We all have goals—large and small, for ourselves and for the world. But when you really want to try, learn, or change something, it’s knowing where to start that’s the hardest. Our new project, a collaboration with Girls Inc. of Orange County, helps you do that. We call it The Popcorn Project.

When you have a goal ahead of you, what do you need to break through? Some perspective and actionable steps. The Popcorn Project is a simple exercise we created to help you get both.

How It Works

All you need is a pen and Post-its, some friends/collaborators, and a commitment bring fresh ideas to the table.

Step 1: Grab a stack of Post-its.

popcorn project brainstorm 2

Step 2: Decide on a prompt (e.g., “I want to ____”).

the popcorn project brainstorm exercise

Step 3: Write your goal on a Post-it and pass to the right or left.

popcorn project brainstorm 2

Step 4: Cover the goal you receive with a blank Post-it, and write down one step you would take to achieve it.

popcorn project brainstorm

Step 5: Pass the stack, and repeat as each person adds their suggestion (only looking at the Post-it on top).

the popcorn project brainstorm exercise

Step 6: By the time your original goal comes back to you, you can unpack your stack of suggestions and tips. Then get started on them!

the popcorn project brainstorm

The Popcorn Project is a game and a bit of a reveal since you don’t get to see the original goal when you respond to the Post-it in front of you. The coolest part is the journey from daunting goal to encouraging next steps.

Why We Made The Popcorn Project

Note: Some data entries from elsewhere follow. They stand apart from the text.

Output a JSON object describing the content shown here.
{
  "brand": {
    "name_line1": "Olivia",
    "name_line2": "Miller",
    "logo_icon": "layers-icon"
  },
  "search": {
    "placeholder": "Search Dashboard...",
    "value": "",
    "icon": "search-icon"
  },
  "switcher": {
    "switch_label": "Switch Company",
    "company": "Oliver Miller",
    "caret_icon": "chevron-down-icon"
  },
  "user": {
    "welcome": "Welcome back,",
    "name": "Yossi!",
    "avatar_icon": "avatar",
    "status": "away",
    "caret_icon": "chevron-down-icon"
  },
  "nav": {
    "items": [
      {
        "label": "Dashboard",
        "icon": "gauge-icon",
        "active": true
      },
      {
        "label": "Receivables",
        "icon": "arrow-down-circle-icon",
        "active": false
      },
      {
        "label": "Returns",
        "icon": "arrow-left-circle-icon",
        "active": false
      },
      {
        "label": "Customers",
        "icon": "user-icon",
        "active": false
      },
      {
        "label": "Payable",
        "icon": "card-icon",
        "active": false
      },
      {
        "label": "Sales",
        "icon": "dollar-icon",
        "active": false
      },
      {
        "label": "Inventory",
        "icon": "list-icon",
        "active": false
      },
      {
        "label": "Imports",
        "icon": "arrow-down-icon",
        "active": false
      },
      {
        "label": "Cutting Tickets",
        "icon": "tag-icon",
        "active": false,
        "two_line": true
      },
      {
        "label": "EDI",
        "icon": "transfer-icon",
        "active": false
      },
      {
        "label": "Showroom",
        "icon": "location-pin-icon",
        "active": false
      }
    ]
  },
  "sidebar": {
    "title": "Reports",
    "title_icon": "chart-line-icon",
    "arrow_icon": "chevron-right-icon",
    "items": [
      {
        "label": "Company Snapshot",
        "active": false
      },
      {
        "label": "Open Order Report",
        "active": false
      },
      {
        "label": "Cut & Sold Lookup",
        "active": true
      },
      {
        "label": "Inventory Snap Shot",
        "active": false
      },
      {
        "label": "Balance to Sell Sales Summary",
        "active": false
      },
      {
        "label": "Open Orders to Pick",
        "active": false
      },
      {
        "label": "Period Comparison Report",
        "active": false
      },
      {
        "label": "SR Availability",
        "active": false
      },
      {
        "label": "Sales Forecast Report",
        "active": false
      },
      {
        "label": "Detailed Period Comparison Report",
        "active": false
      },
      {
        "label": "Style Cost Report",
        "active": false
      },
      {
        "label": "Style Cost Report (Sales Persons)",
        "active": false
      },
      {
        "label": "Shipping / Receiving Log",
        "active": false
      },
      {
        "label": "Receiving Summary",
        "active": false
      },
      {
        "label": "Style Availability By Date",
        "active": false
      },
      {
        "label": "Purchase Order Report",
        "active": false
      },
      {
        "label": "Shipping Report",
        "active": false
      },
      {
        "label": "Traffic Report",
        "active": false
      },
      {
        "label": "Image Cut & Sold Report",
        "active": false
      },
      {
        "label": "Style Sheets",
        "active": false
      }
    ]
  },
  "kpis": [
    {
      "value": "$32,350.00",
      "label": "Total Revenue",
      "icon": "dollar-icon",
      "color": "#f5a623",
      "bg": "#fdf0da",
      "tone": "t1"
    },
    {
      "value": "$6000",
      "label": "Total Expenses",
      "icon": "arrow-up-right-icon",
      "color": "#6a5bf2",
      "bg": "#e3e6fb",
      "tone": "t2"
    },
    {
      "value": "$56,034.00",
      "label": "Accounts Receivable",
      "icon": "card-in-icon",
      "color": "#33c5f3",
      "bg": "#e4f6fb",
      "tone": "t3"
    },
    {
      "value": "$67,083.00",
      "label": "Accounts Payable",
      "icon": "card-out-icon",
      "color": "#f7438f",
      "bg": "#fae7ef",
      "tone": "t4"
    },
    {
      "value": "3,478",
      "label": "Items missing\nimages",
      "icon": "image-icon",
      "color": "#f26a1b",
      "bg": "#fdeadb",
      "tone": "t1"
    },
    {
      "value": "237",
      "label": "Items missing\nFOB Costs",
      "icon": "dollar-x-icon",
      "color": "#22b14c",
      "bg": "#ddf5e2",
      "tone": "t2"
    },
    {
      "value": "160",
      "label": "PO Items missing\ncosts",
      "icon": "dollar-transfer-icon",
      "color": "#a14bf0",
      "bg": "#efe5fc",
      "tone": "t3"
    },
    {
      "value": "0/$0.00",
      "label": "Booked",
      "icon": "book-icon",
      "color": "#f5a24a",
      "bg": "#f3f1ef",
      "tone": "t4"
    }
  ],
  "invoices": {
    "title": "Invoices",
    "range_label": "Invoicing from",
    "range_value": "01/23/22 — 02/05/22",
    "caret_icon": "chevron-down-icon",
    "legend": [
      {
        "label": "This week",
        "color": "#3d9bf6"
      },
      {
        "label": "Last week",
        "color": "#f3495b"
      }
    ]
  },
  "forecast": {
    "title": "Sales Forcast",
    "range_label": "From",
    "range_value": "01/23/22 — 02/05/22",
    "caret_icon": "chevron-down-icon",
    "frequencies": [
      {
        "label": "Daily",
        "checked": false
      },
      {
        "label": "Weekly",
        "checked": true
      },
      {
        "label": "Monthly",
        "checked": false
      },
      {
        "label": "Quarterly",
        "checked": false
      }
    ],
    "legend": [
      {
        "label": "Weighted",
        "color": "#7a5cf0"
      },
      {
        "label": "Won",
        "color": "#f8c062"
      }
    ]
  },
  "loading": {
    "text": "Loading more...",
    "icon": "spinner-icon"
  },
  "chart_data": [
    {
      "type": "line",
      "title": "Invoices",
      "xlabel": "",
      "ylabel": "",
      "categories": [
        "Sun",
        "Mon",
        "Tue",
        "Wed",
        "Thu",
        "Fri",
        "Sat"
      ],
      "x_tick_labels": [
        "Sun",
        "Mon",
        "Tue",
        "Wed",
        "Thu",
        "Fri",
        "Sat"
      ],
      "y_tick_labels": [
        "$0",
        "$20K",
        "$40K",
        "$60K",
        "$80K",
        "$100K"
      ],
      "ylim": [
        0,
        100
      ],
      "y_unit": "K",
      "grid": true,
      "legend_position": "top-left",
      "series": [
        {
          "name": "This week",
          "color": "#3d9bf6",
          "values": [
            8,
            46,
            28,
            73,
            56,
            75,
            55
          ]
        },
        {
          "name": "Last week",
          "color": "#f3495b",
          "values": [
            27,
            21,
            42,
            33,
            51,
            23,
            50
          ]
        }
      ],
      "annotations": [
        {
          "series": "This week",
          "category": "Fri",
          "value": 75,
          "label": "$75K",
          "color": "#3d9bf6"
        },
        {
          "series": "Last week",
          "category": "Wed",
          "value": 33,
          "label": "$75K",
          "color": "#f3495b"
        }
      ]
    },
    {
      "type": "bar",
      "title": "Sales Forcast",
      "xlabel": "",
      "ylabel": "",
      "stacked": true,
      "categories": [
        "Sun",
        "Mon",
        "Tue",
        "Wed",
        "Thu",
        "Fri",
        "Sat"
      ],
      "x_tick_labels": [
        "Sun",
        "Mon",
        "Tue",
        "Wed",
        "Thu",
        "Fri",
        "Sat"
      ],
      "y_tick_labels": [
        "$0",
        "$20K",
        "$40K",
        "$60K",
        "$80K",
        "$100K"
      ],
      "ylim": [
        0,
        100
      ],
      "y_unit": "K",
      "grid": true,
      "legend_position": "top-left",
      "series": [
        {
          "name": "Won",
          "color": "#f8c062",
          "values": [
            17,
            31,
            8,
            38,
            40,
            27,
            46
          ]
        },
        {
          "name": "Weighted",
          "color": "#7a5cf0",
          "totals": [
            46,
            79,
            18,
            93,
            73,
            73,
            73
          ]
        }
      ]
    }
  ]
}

We are always looking for opportunities to put our storytelling skills to use, especially when we have a chance to help our local community. We admire the work of Girls Inc. of Orange County, an organization that coaches girls (kindergarten to 18 years old) to be strong, smart, and bold through STEM-based initiatives, so we wanted to collaborate on a passion project to further their cause.

The goal was to do something meaningful for our team and our neighbors: a project that would involve our community, foster a sense of empowerment, and give us the chance to experiment with illustration style, motion, and format. After meeting with the Girls Inc. team (who was 100% on board), we were given the creative freedom to pitch them, well, anything.

The Idea

We spent hours sharing inspiration links and discussing how we could create something to help achieve a sense of “revelation,” a moment of self-discovery, which is key to building confidence. We also wanted it to be actionable and practical.

To achieve a goal, you need inspiration, focus, and support. And so, we came up with a creative exercise to provide that. The idea was inspired by our favorite parts of the brainstorming process: creative ideation in a community setting. But because this project was about empowering individuals, it needed to have a personal element. And so, The Popcorn Project was born.

the popcorn project brainstorm exercise

We tested our concept until stacks of Post-its littered our desks, and we bribed teammates with pizza, bagels, coffee, and whiskey to get their feedback. That in-house testing brought us to another exciting revelation. While the project was first intended to help school-age girls, we realized it could work for everyone after we tested it with a group of 20-something male developers (thanks to the whiskey bribe).

The Execution

To bring the project to life, we created a landing page to give step-by-step directions on how to play. Through color, animation (we especially love the Post-its scroll effect), and simple directions, we created the site to be a useful, shareable tool.

Our core group (two designers and a producer) was part of every phase, from initial brainstorm to design, and other members of the C5 family—from the communications team to founders—weighed in and shared guidance along the way.

The True Test

The ultimate test came when we invited the Girls Inc. Teen Leadership Council—a group of six high school girls—to our office. First, we chatted about what a creative agency does, then we asked them to try our activity to see if it worked.

As the girls shared their goals and responded to their peers, we were blown away by their poise, enthusiasm, and openness. Often, the girl who was last to respond to a goal (and could only see the most recent response on top) shared the step that was most insightful.

“I want to try things I’d be afraid to do” led to “Make mistakes and learn from them.”

“I want to be a philanthropist” led to “Don’t second guess helping someone out when they are in need.”

There are so few chances in our busy, technology-fueled lives to sit down with a pen and really reflect on what we want to do. With this project, we invite you to be open—with friends, with colleagues, and with yourself.

We hope you’ll try The Popcorn Project, share it, and let us know how it worked for you.